Once your goals are decided and prioritized, work out how you’re going to achieve them, for example, the tactics you’re going to employ and resources you’re going to allocate to the project.
This may seem like something you’d do after establishing your goals, but in reality, these can change considerably once you start thinking about methods. It may be you don’t have the expertise to achieve a particular goal, so you need to set your sights lower and use methods you’re more familiar with.
A key aspect to consider at this stage is time. If you don’t set a deadline, it’s harder to focus on your SEO goals. However, the amount of time you’ve given yourself can change your methods considerably.
Keyword research, which we mentioned previously, should be the first step in a lot of your methods. Remember keywords are all about relevance. When someone searches “what is a stand up meeting”, the search engine will tend to focus on “stand up meeting” as the relevant term. Therefore, if you’re trying to improve your SERP rank for that search, “stand up meeting” is the key phrase you should target.
Another core part of SEO tactics is content creation. A good example of this would be creating content that integrates the results of your keyword research. Whatever the methods you end up using, you mustn’t skip this planning stage. The more you plan and the more thought you put into SEO, the easier it will be to achieve your goals.
As we mentioned in our previous “Work out your priorities” section, SEO is just one facet of running a successful business. Good SEO is a valuable thing to have, but so is being able to provide exceptional customer service or having a great product or service to sell.
However, SEO is vital because it’s one of the best ways of getting people to come to you. Great customer service and great products are important, but they’re useless without a strong customer base.

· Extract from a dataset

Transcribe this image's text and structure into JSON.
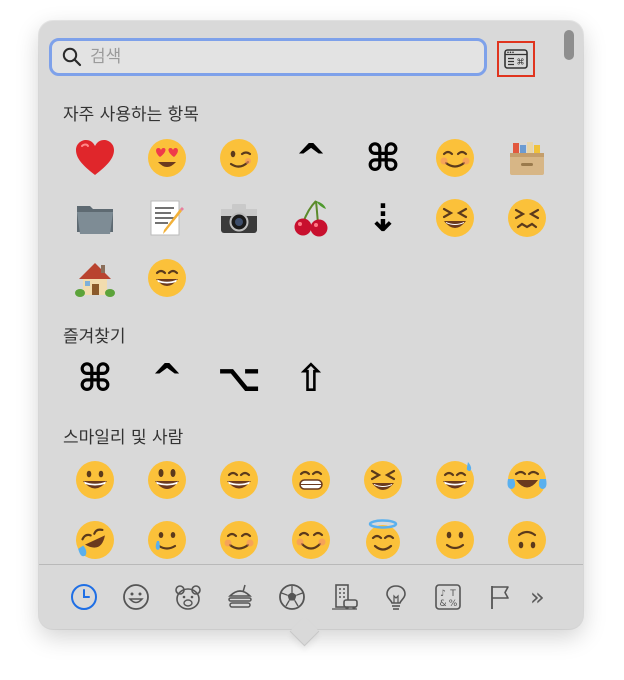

SEO generates online customers to your website, which helps to grow your business. So, the next time you’re planning out what you’d like to achieve, don’t forget to factor in SEO goals as a driver to help you get there.